- When it comes to hiring, managers filling entry-level positions report some hesitation on the Generation Z front, according to a January survey by ResumeBuilder.com. Thirty-one percent of the 782 people surveyed said they avoid hiring Gen Z in favor of older workers, and 30% said they’ve had to fire a Gen Z worker within a month of their start date.
- Nearly all respondents (94%) reported a Gen Z candidate acting inappropriately during an interview. Gen Z applicants ask for too much money, don’t have communication skills, don’t seem engaged, dress inappropriately and fall short on eye contact, per the survey results, which were released Jan. 25.
- ResumeBuilder’s Chief Career Advisor Stacie Haller said COVID-19 hindered the generation’s ability to acquire foundational workplace skills. “Many Gen Zers spent their college years predominantly in remote or hybrid settings, and upon entering the workforce, they often started in remote roles,” she said. “This departure from the traditional in-person learning environment impacted their ability to hone crucial skills, such as effective communication, handling constructive criticism and observing others to build their professional acumen.”
Gen Z will be hard to ignore as Glassdoor predicts Zoomers will overtake Baby Boomers in workforce numbers this year.
“Recognizing the unique challenges that Gen Zers face in assimilating into a company’s culture is the initial step to effectively hiring this generation,” Haller said.
To address these challenges, many companies offer mentoring programs for entry-level workers and more are starting to provide etiquette training, Haller said.
In a July 2023 ResumeBuilder.com survey of 1,000 leaders, 45% said their companies already offer etiquette classes and another 18% said they planned to by 2024. A chief education strategy officer for early talent platform Handshake recently told HR Dive professionalism and etiquette training are hot topics when it comes to younger workers, many of whom never had jobs before entering college.
And, for their part, when looking for a job, Gen Z candidates seek out employers that offer learning opportunities and training, according to LinkedIn research.
Correction: An earlier headline on this story contained an incorrect percentage.

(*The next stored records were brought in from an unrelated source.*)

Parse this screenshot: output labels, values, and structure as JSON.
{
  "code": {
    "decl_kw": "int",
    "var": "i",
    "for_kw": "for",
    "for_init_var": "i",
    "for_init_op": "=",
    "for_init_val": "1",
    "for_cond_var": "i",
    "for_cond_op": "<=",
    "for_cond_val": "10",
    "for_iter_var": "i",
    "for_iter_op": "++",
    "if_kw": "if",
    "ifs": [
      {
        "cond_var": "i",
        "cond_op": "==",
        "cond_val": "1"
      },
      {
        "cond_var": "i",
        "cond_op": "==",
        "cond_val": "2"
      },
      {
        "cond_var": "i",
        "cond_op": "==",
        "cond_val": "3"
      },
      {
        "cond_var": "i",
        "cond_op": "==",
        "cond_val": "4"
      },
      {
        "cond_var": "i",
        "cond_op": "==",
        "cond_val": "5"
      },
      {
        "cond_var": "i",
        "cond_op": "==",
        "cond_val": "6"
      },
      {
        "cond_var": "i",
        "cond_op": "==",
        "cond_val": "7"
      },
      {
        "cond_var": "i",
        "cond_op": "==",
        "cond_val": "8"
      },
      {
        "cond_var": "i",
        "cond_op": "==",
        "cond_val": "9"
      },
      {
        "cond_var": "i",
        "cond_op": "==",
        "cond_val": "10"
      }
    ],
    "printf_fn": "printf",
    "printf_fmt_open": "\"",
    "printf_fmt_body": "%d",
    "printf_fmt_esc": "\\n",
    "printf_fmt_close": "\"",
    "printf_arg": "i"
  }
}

Thirty-one percent of hiring managers surveyed said they steer clear of Gen Z.